L'Industrie c'est Féminin

En cette Journée Internationale des Droits des Femmes, nous avons choisi chez Exxelia de vous présenter les portraits de nos collaboratrices.

Elles sont responsable de production, technicienne, CFO, ingénieur, responsable R&D, directrice business développement magnetics, apprentie en QHSE...

Elles représentent toutes l’industriE avec un grand E.

Parce que les droits des femmes ne sont pas que le 8 mars mais tout le reste de l’année, nos collaboratrices vous présenterons leurs expériences chaque semaine du mois de Mars au travers de notre série "L'IndustriE c'est féminin".

Aujourd'hui, rencontre vidéo avec Régine, responsable de production, qui nous raconte sa carrière d'ingénieure chimiste et ses passionnantes 40 années de carrière :
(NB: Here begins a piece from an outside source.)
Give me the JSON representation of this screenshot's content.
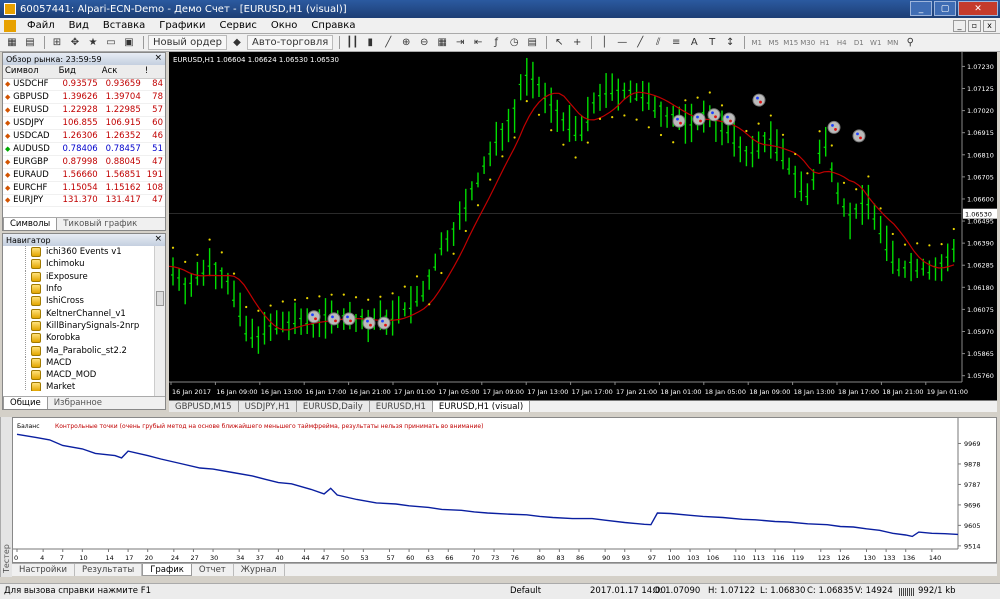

(cliquer pour démarrer la vidéo)

Publié le 08 Mar 2021 par Valentine Taffineau

Countering Threats from Transients in Magnetics

Understanding Electrical Transients in Magnetics Electrical transients are sudden, short-duration spikes in voltage or current. They can arise from various sources such as lightning strikes, switching operations, or inherent instabilities within the system. These transients can cause severe stress on magnetic components, leading to potential malfunctions or catastrophic failures.   Causes of Electrical Transients Electrical transients can originate from external factors like environmental conditions or input/output operations. Internally, they can be caused by the natural response of the system's reactive components: resistors, inductors, and capacitors. These components, governed by the laws of physics, react to changes in state variables, resulting in oscillations, amplification, or decay of signals.   Effects on Magnetic Components Magnetic components, such as transformers and inductors, are particularly susceptible to transients. For instance, transformers can exhibit parasitic components that affect their response to sudden voltage or current changes. These parasitic elements can cause amplification, oscillation, or even breakdown under transient conditions.   Mitigating Transient Threats Effective mitigation of transient threats involves understanding the behavior of magnetic components under dynamic conditions and implementing design strategies to counteract these effects.   Component Functions and Response Resistors: Dissipate energy to manage power levels. Inductors: Generate opposing voltages to slow current changes. Capacitors: Absorb or release charge to stabilize voltage changes. The induced voltage and current in inductors and capacitors are inversely proportional to the circuit's time constant. A smaller time constant means faster energy transfer, which can lead to higher transient voltages or currents.   Transformer Design Considerations Transformers must be designed to handle dynamic impedance transformations and provide necessary isolation. Realistic transformer models must account for parasitic components, which can significantly influence their behavior during transients. High voltage transformers, for instance, are prone to series resonance due to leakage inductance and self-capacitance, leading to oscillations and potential saturation.   Practical Mitigation Techniques High Bandwidth Instruments: Use to detect latent transient amplification and persistent ringing during normal operations. Worst Case Analysis: Evaluate bias currents and flux density for worst-case scenarios, including maximum voltage and temperature conditions. Current Transformer Verification: Ensure that protection circuits can detect transient overcurrents despite reduced output due to saturation. Residual Magnetization Control: Verify that residual magnetization does not impair operation, ensuring sufficient headroom for magnetization. Design of Experiments (DOEs), Risk Reduction Tests (RRTs), and Accelerated Stress Tests (ASTs): Implement these throughout the design stages to mitigate risks effectively. Protective Components: Use components like MOVs (Metal Oxide Varistors) to safeguard circuits from lightning-induced transients.   Countering threats from transients in magnetics requires a thorough understanding of the underlying causes and the implementation of robust design strategies. By employing high bandwidth detection instruments, performing worst-case analyses, and integrating protective measures, engineers can significantly reduce the risk of transient-induced failures in magnetic components. Adopting a proactive approach to design and testing ensures the resilience and reliability of electrical systems in the face of transient threats.